But when the Israelites leave the wilderness, something changes. They don’t need manna, anymore. They can eat the produce of the land.
The Israelites have made a huge transition. They no longer have to depend on manna. They can depend on the fruit of their own labor. They can plant gardens, they can eat produce, they can be self-sufficient.
When we work with the poor and marginalized of the Mississippi Gulf Coast, we know that they need manna. That’s why we have the Mississippi Gulf Coast’s only client choice food pantry, the Micah Day Center, assistance with rent and utility bills, and other emergency services. We also know that people need the opportunity to grow. That’s why we have art classes, home maintenance classes, supportive housing, and case management.

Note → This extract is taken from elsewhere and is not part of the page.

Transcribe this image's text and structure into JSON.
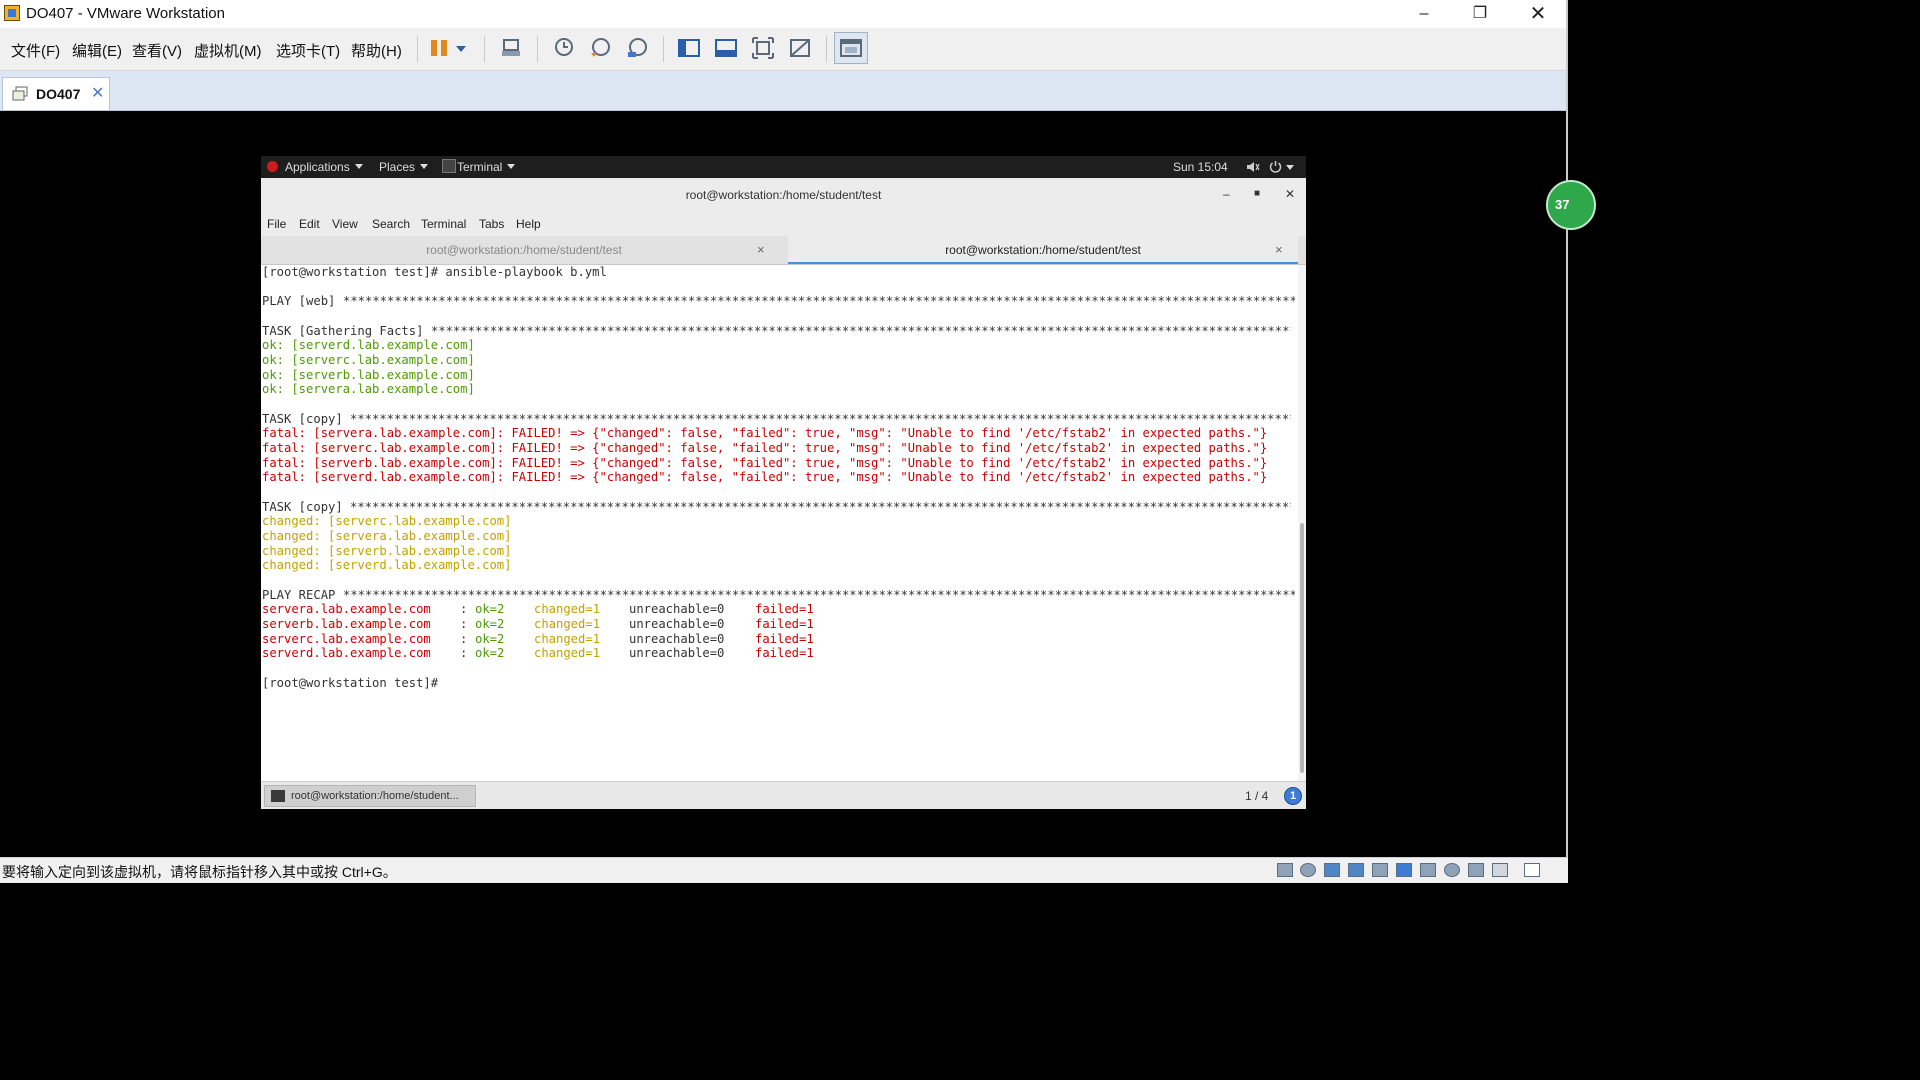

We also know that people need the chance to be self-sufficient. It’s always our hope that the people we serve will leave the wilderness of poverty. It’s always our hope that they will come to a place where they don’t need manna. It’s always our hope that they will become self-sufficient.

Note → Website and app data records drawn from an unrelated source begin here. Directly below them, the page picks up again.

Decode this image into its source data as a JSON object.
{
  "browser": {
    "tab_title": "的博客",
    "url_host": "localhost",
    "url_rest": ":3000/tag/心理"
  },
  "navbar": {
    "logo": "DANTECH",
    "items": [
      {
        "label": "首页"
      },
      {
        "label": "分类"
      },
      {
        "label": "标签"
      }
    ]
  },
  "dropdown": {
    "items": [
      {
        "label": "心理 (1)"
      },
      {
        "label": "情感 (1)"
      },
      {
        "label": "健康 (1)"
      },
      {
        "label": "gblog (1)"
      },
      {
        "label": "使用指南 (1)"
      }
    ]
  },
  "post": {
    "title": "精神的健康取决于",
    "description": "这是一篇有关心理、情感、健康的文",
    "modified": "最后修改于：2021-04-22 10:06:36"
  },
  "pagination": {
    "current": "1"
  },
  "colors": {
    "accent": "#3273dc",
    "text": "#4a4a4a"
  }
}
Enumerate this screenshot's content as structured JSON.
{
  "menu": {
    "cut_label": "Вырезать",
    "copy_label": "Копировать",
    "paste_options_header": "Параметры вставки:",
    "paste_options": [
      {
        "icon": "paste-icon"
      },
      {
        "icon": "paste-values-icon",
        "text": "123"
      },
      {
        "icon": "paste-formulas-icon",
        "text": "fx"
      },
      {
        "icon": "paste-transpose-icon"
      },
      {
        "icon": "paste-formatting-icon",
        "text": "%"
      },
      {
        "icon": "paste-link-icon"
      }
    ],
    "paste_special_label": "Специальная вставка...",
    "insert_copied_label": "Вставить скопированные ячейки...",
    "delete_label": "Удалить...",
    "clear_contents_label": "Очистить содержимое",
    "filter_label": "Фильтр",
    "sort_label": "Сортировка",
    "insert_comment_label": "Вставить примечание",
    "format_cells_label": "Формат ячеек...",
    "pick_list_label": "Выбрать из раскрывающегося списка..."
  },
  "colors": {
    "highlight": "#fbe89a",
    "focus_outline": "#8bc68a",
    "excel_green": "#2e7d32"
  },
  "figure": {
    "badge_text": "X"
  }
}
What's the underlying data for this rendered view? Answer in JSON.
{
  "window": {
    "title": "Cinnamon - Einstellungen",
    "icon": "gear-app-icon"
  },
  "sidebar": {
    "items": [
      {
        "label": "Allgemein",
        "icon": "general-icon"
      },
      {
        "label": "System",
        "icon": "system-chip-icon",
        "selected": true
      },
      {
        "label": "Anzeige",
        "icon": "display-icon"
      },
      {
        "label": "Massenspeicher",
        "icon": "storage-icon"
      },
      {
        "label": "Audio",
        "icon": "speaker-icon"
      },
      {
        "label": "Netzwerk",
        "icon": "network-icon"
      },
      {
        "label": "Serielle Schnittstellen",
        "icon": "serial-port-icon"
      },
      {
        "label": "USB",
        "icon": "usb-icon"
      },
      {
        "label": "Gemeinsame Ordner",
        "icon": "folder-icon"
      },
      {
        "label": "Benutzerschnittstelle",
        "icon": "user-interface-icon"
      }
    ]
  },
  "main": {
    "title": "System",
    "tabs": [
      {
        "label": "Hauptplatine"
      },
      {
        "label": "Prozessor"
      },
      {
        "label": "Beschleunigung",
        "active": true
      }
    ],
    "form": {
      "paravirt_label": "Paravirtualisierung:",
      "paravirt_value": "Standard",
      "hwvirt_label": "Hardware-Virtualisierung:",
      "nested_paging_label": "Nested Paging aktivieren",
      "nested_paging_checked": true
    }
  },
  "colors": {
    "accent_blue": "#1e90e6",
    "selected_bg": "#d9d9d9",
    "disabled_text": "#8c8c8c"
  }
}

Some of our happiest moments are graduations. When people graduate from our housing rehabilitation ministry and receive the key to their renovated house, we rejoice with them. When people graduate from our supportive housing program and move into their own housing, we celebrate with them.

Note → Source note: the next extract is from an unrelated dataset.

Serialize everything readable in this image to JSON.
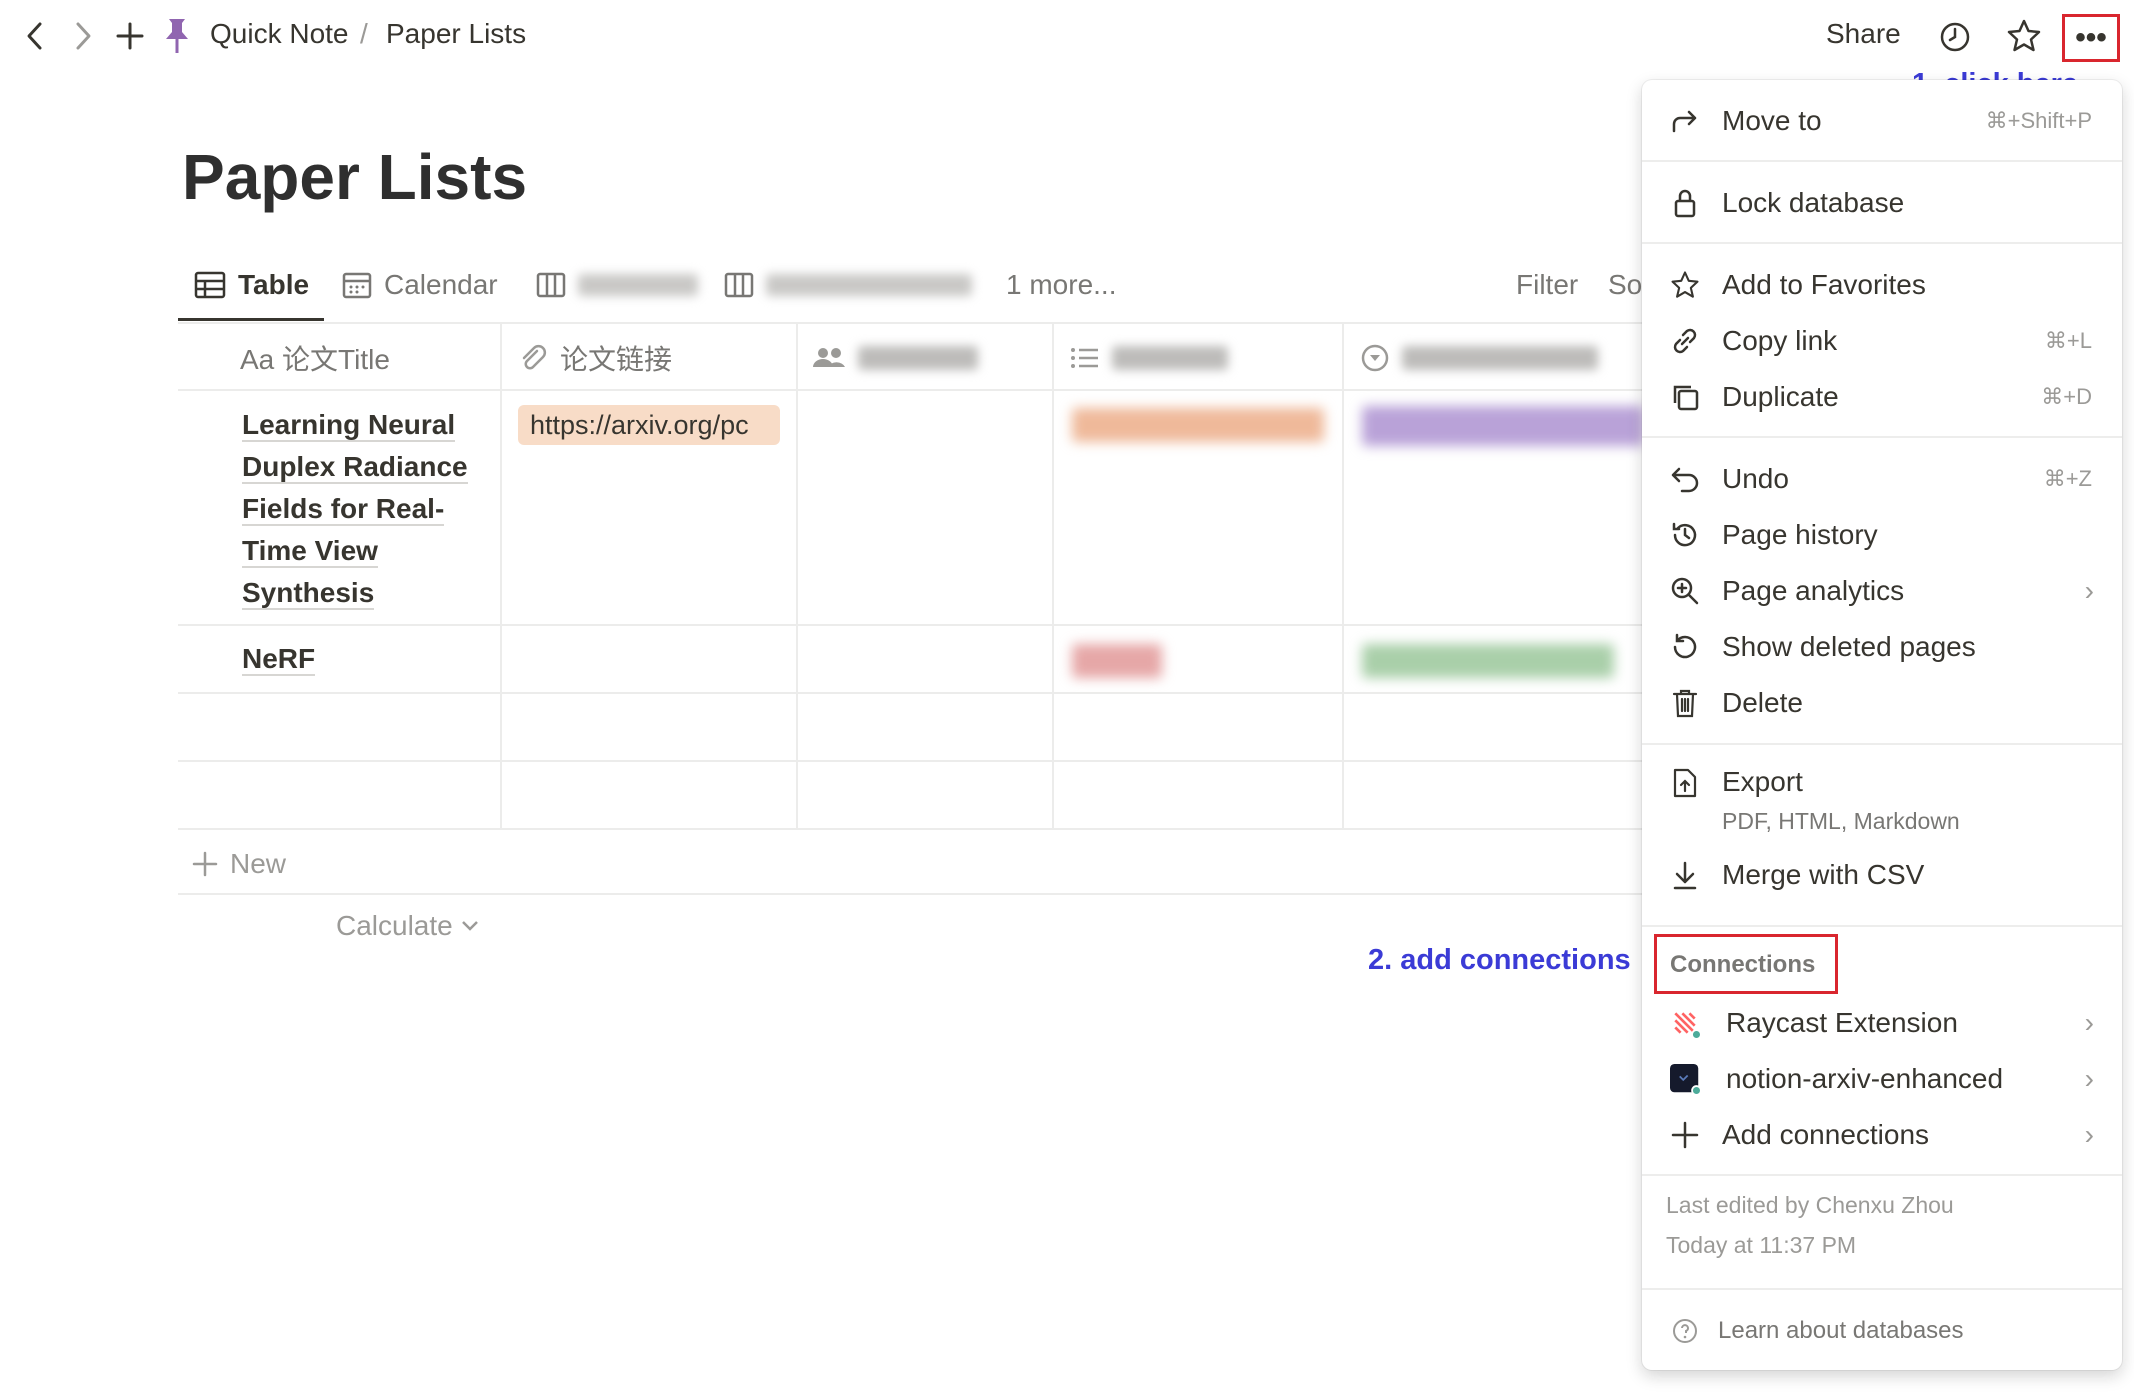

We love those days when the people we serve no longer need manna. We love those days when they can eat the produce of the produce of the land.
Once upon a time, Back Bay Mission was part of a little German Evangelical Church. That congregation was founded in 1914. In 1920, it was failing: there were 22 people in Sunday School and only 15 people in the service! That’s when Rev. George Hoffman was sent to the church with a simple ultimatum: show a decided increase in attendance over the next six months or the church would close.
That’s when Mrs. McDonnell told him about the people living on the Back Bay. Better yet, she showed him. And the ministry of service we know as Back Bay Mission was born. By 1926 – 12 years after the congregation was founded – the church had 162 Sunday School members, 60 communicant members, and an average worship attendance of 74.
Today’s reading is about a fig tree. A man planted a fig tree and for years it didn’t bear fruit. He went to the gardener and told him to cut it down.
“Why,” asked the man, “should it be wasting the soil?”
But the gardener knew his work, and replied, “Give me another year. I’ll dig around it and fertilize it. And if it bears fruit, all is good. If not, you can cut it down.”
We never actually find out what happened to the fig tree, but we still get the lesson: growth takes time. Organizational growth – like a congregation becoming large enough to be self-sustaining – takes time. Personal growth – like making the journey out of poverty – takes time.
Here at Back Bay Mission, we know that immediate assistance can be a great help. We all need angels to minister to us in the wilderness from time to time.
But we also know that we need gardeners. We need people who will stick with us day after day, month after month, year after year. We need people who will give us the space and the nutrition that we need. We need people who will help us bear fruit.
So do the people we serve.
That’s why we’re adding programs to help our clients grow. Already this year we’ve added home maintenance classes for our housing rehabilitation clients, art classes for our Micah Day Center guests, and a community garden for everyone. We’ll continue adding programs and staff – gardens and gardeners – who can help our clients take control of their lives and grow into the people they aspire to be.
We know that it will take time. We know that there will be times when someone says it’s taking too long. We know that there will be times when someone asks why the soil is being wasted.
We know that there will be times when a tree has to be cut down.
But most of the time we’ll smile and say, “Give us another year, we’ll keep working, and next year there will be fruit.”